## Activity
Quote all entries exactly, leaving pictures aside.

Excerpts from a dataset
+++++
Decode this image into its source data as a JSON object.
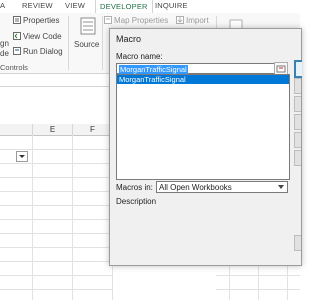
{
  "ribbon_tabs": [
    "A",
    "REVIEW",
    "VIEW",
    "DEVELOPER",
    "INQUIRE"
  ],
  "ribbon": {
    "partial_left_1": "gn",
    "partial_left_2": "de",
    "properties": "Properties",
    "view_code": "View Code",
    "run_dialog": "Run Dialog",
    "source": "Source",
    "map_properties": "Map Properties",
    "import": "Import",
    "controls_group": "Controls"
  },
  "columns": [
    "E",
    "F"
  ],
  "dialog": {
    "title": "Macro",
    "macro_name_label": "Macro name:",
    "macro_name_value": "MorganTrafficSignal",
    "list_items": [
      "MorganTrafficSignal"
    ],
    "macros_in_label": "Macros in:",
    "macros_in_value": "All Open Workbooks",
    "description_label": "Description"
  },
  "colors": {
    "accent": "#217346",
    "selection": "#0078d7"
  }
}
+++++
## Your response
Decode this image into its source data as a JSON object.
{
  "ribbon_tabs": [
    "A",
    "REVIEW",
    "VIEW",
    "DEVELOPER",
    "INQUIRE"
  ],
  "ribbon": {
    "partial_left_1": "gn",
    "partial_left_2": "de",
    "properties": "Properties",
    "view_code": "View Code",
    "run_dialog": "Run Dialog",
    "source": "Source",
    "map_properties": "Map Properties",
    "import": "Import",
    "controls_group": "Controls"
  },
  "columns": [
    "E",
    "F"
  ],
  "dialog": {
    "title": "Macro",
    "macro_name_label": "Macro name:",
    "macro_name_value": "MorganTrafficSignal",
    "list_items": [
      "MorganTrafficSignal"
    ],
    "macros_in_label": "Macros in:",
    "macros_in_value": "All Open Workbooks",
    "description_label": "Description"
  },
  "colors": {
    "accent": "#217346",
    "selection": "#0078d7"
  }
}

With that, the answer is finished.